Assemblymember Cahill: Compromise Will Settle Most Outstanding Issues with the Help America Vote Act
Assemblymember Kevin Cahill (D – Ulster, Dutchess) announced that the State Legislature has reached a compromise on legislation to implement most of the measures necessary for New York to comply with the federal Help America Vote Act (HAVA).
The Assembly and the Senate have resolved their differences on issues regarding voter verification and the purchase of new voting machines, but failed to agree on a significant measure that would protect the voting rights of people with disabilities. Assemblymember Cahill, for the past two years, has served on the Legislature’s HAVA Conference Committee and played a key role in negotiating the compromise announced today.
"Our efforts to implement the Help America Vote Act in New York are intended to protect the voting rights of all citizens. It is unconscionable that fifteen years after the passage of the Americans with Disabilities Act, some polling sites in New York are still inaccessible to citizens with disabilities," said Mr. Cahill. "We are not only required by law, but we also have a moral obligation to ensure access for all voters. If the Legislature closes this session without an agreement, then we have failed to complete our obligation."
The Assembly has passed legislation (A.120) authored by Assemblymember Cahill that requires every polling place to be accessible to voters with physical disabilities and provides guidelines which shall be in accordance with the accessibility requirements mandated pursuant to the federal Americans with Disabilities Act of 1990. The bill has unanimously passed the Assembly in each of the last three years. The Senate has thus far failed to consider it.
"New Yorkers with disabilities need the language change proposed in Assemblymember Cahill’s access bill to make this state compliant with federal law," said Brad Williams, Executive Director of the New York State Independent Living Council, Inc. "Anything less would be an abdication of responsibility."
The Senate and Assembly did manage to agree on two major issues that have stalled New York’s implementation of HAVA since the federal law was passed in 2002. The first measure allows boards of elections to verify the identity of individuals registering to vote through state databases or social security numbers to prevent voter fraud. The legislation contains safeguards to make sure no one is unfairly denied the right to vote, requiring local boards of elections to send notice to applicants if a discrepancy occurs while checking for input errors on their part. Acceptable voter identification for first-time voters will be consistent with the guidelines established in the federal HAVA legislation (A.8930).

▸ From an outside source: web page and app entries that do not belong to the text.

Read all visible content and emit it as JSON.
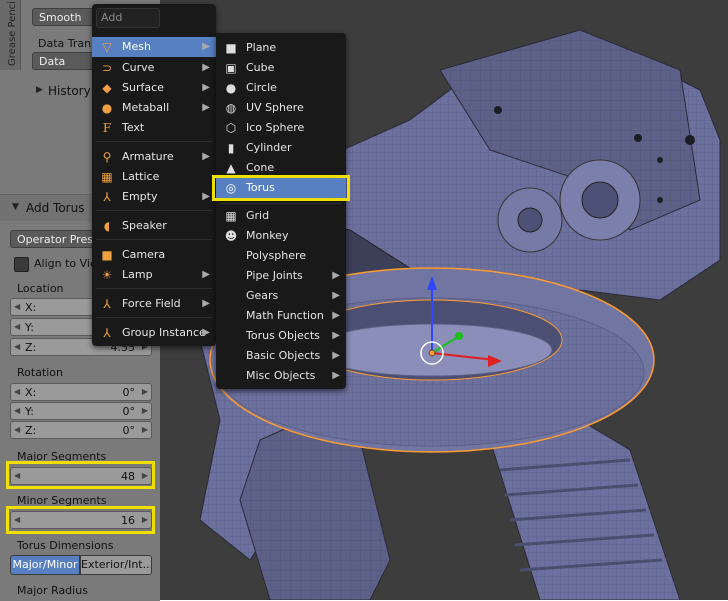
{
  "shelf": {
    "vertical_tab": "Grease Penci",
    "smooth_value": "Smooth",
    "data_transfer_label": "Data Trans",
    "data_value": "Data",
    "history": "History"
  },
  "redo_panel": {
    "title": "Add Torus",
    "operator_presets": "Operator Prese",
    "align_to_view": "Align to Vie",
    "location_label": "Location",
    "location": [
      {
        "axis": "X:",
        "value": ""
      },
      {
        "axis": "Y:",
        "value": ""
      },
      {
        "axis": "Z:",
        "value": "4.55"
      }
    ],
    "rotation_label": "Rotation",
    "rotation": [
      {
        "axis": "X:",
        "value": "0°"
      },
      {
        "axis": "Y:",
        "value": "0°"
      },
      {
        "axis": "Z:",
        "value": "0°"
      }
    ],
    "major_segments_label": "Major Segments",
    "major_segments": "48",
    "minor_segments_label": "Minor Segments",
    "minor_segments": "16",
    "torus_dimensions_label": "Torus Dimensions",
    "mode_major_minor": "Major/Minor",
    "mode_exterior_interior": "Exterior/Int...",
    "major_radius_label": "Major Radius"
  },
  "add_menu": {
    "search_placeholder": "Add",
    "items": [
      {
        "label": "Mesh",
        "icon": "mesh-icon"
      },
      {
        "label": "Curve",
        "icon": "curve-icon"
      },
      {
        "label": "Surface",
        "icon": "surface-icon"
      },
      {
        "label": "Metaball",
        "icon": "metaball-icon"
      },
      {
        "label": "Text",
        "icon": "text-icon"
      },
      {
        "label": "Armature",
        "icon": "armature-icon"
      },
      {
        "label": "Lattice",
        "icon": "lattice-icon"
      },
      {
        "label": "Empty",
        "icon": "empty-icon"
      },
      {
        "label": "Speaker",
        "icon": "speaker-icon"
      },
      {
        "label": "Camera",
        "icon": "camera-icon"
      },
      {
        "label": "Lamp",
        "icon": "lamp-icon"
      },
      {
        "label": "Force Field",
        "icon": "force-field-icon"
      },
      {
        "label": "Group Instance",
        "icon": "group-instance-icon"
      }
    ]
  },
  "mesh_menu": {
    "items": [
      {
        "label": "Plane",
        "icon": "plane-icon"
      },
      {
        "label": "Cube",
        "icon": "cube-icon"
      },
      {
        "label": "Circle",
        "icon": "circle-icon"
      },
      {
        "label": "UV Sphere",
        "icon": "uv-sphere-icon"
      },
      {
        "label": "Ico Sphere",
        "icon": "ico-sphere-icon"
      },
      {
        "label": "Cylinder",
        "icon": "cylinder-icon"
      },
      {
        "label": "Cone",
        "icon": "cone-icon"
      },
      {
        "label": "Torus",
        "icon": "torus-icon"
      },
      {
        "label": "Grid",
        "icon": "grid-icon"
      },
      {
        "label": "Monkey",
        "icon": "monkey-icon"
      },
      {
        "label": "Polysphere",
        "icon": ""
      },
      {
        "label": "Pipe Joints",
        "icon": ""
      },
      {
        "label": "Gears",
        "icon": ""
      },
      {
        "label": "Math Function",
        "icon": ""
      },
      {
        "label": "Torus Objects",
        "icon": ""
      },
      {
        "label": "Basic Objects",
        "icon": ""
      },
      {
        "label": "Misc Objects",
        "icon": ""
      }
    ]
  },
  "colors": {
    "highlight": "#f0e000",
    "menu_bg": "#191919",
    "menu_active": "#5680c2",
    "model": "#6f73a0",
    "selection_outline": "#ff9a2e"
  }
}
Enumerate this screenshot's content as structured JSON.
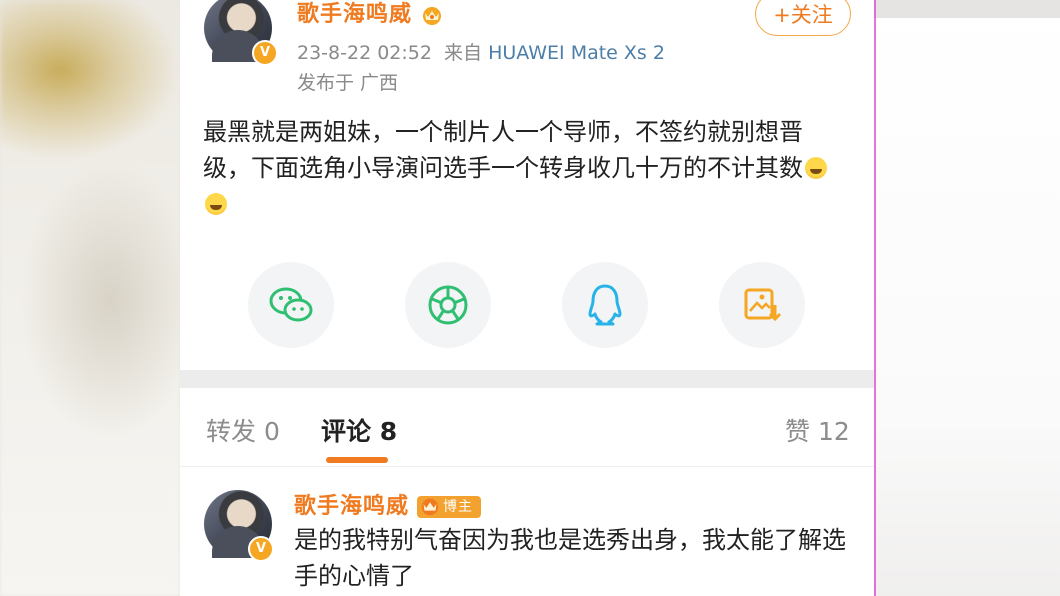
{
  "post": {
    "username": "歌手海鸣威",
    "verified_mark": "V",
    "timestamp": "23-8-22 02:52",
    "source_prefix": "来自",
    "device": "HUAWEI Mate Xs 2",
    "location": "发布于 广西",
    "follow_label": "+关注",
    "content": "最黑就是两姐妹，一个制片人一个导师，不签约就别想晋级，下面选角小导演问选手一个转身收几十万的不计其数"
  },
  "share_buttons": [
    {
      "icon": "wechat-icon",
      "color": "#2fbf71"
    },
    {
      "icon": "moments-icon",
      "color": "#2fbf71"
    },
    {
      "icon": "qq-icon",
      "color": "#28b3e8"
    },
    {
      "icon": "save-image-icon",
      "color": "#f5a623"
    }
  ],
  "tabs": {
    "repost_label": "转发",
    "repost_count": "0",
    "comment_label": "评论",
    "comment_count": "8",
    "like_label": "赞",
    "like_count": "12"
  },
  "comment": {
    "username": "歌手海鸣威",
    "badge": "博主",
    "verified_mark": "V",
    "content": "是的我特别气奋因为我也是选秀出身，我太能了解选手的心情了"
  },
  "colors": {
    "accent_orange": "#f07a1f",
    "device_blue": "#4d7ea8",
    "wechat_green": "#2fbf71",
    "qq_blue": "#28b3e8"
  }
}
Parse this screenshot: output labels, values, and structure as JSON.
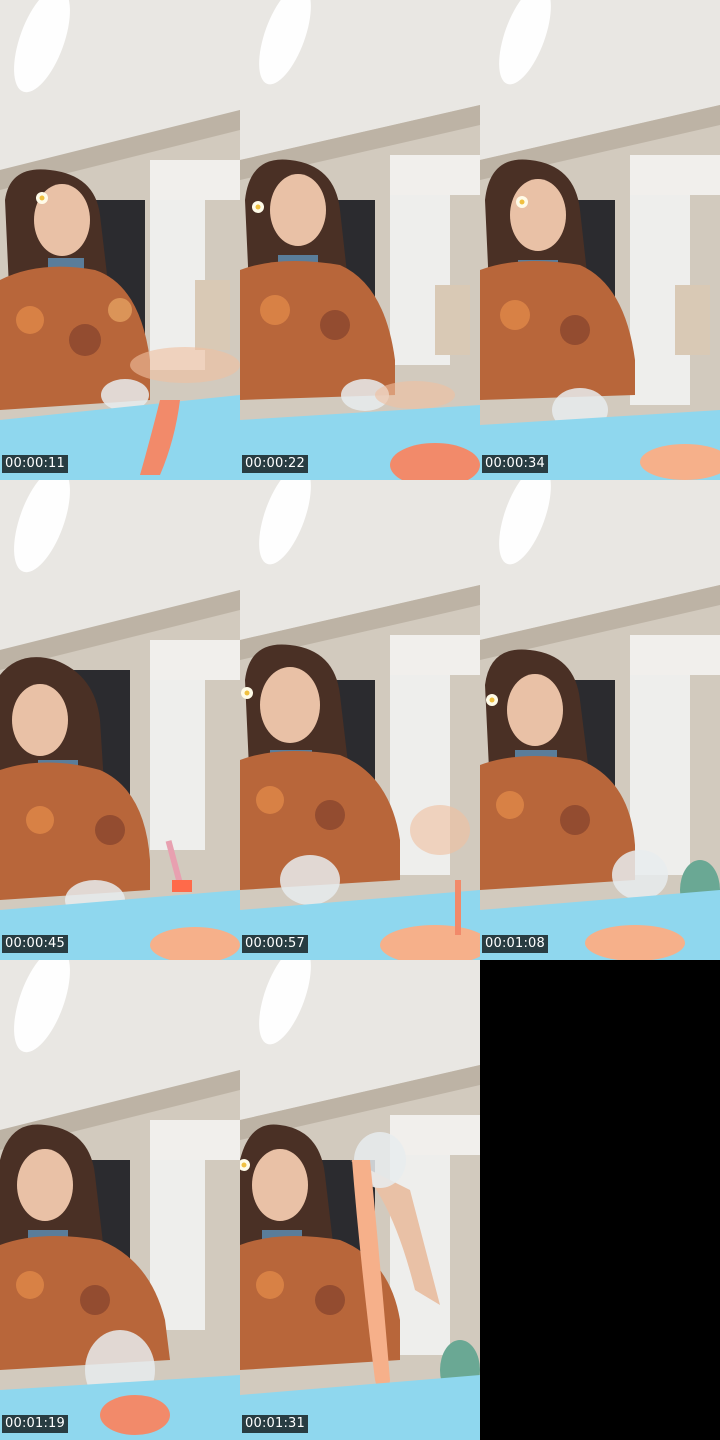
{
  "timestamps": [
    "00:00:11",
    "00:00:22",
    "00:00:34",
    "00:00:45",
    "00:00:57",
    "00:01:08",
    "00:01:19",
    "00:01:31"
  ],
  "colors": {
    "ceiling": "#e8e6e2",
    "wall": "#cfc6b8",
    "table": "#8fd7ee",
    "slime": "#f28a6a",
    "hair": "#4a3025",
    "shirt": "#b8663a",
    "skin": "#e9c1a6"
  }
}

The compromise does not provide that one type of voting machine be used throughout the state as the Assembly preferred. Instead, it establishes mandatory standards that all machines must meet if they are to be used in New York State and allows local boards of elections to pick among machine types that meet these standards. Local boards will be able to purchase optical scan machines as long as they conform to the specified requirements. The legislation mandates a voter-verified paper audit trail to ensure the accuracy of the machines, allowing voters to have confidence that their vote was correctly counted. In addition, the bill directs the State Board of Elections to create statewide standards for voter and poll worker education, aspects that are important in order to inform voters of technological changes as the new machines are introduced (A.8969).
Other measures agreed upon would consolidate election administration with local boards of elections (A.8931) and resolve longstanding governance problems at the state Board of Elections (A.8926). "While there is still much more to be done, this HAVA compromise will help to ensure New York does not lose out on more than $200 million in federal aid available for modernizing elections," Assemblymember Cahill concluded.